## Instructions for the task
Figure out how many lines in these records contain "icon". Only the number belongs in the reply.

Items from an interface collection

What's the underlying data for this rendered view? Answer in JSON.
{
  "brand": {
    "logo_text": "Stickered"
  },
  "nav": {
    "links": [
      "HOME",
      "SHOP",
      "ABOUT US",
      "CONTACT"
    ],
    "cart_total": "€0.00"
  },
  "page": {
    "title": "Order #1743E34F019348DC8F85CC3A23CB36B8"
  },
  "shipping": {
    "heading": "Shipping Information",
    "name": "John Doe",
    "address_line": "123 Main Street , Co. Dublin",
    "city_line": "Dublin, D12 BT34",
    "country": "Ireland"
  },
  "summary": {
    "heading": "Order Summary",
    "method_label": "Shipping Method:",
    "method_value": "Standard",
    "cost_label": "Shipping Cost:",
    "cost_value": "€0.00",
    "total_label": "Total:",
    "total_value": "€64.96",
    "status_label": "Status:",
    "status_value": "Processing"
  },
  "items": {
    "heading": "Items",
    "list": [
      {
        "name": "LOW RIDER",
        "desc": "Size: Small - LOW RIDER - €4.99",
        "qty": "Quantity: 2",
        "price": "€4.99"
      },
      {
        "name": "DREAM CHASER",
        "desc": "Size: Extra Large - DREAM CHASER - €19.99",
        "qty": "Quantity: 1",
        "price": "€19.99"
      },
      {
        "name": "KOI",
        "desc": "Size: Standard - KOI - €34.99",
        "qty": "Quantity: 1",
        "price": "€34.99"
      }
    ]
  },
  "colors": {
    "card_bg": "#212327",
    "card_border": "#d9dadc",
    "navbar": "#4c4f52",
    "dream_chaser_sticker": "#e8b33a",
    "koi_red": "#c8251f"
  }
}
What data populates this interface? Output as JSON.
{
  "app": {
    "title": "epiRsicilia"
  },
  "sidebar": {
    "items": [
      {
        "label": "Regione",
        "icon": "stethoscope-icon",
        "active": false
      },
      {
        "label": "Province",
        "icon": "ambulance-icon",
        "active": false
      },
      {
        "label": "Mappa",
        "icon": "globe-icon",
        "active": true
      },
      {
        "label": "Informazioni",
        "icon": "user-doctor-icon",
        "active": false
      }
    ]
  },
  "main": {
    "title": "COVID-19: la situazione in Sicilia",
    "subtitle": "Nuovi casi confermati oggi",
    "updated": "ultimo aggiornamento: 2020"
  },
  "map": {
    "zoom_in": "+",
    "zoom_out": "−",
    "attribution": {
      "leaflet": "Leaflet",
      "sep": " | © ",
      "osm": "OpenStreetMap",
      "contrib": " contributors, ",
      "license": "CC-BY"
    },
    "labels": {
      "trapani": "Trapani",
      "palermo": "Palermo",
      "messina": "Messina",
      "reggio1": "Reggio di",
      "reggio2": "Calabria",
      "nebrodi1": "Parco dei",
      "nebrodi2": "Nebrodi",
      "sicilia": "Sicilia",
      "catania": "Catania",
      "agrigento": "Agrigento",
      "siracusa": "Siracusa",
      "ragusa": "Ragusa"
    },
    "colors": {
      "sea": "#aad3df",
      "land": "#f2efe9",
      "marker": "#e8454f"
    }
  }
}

## Output of the exercise
4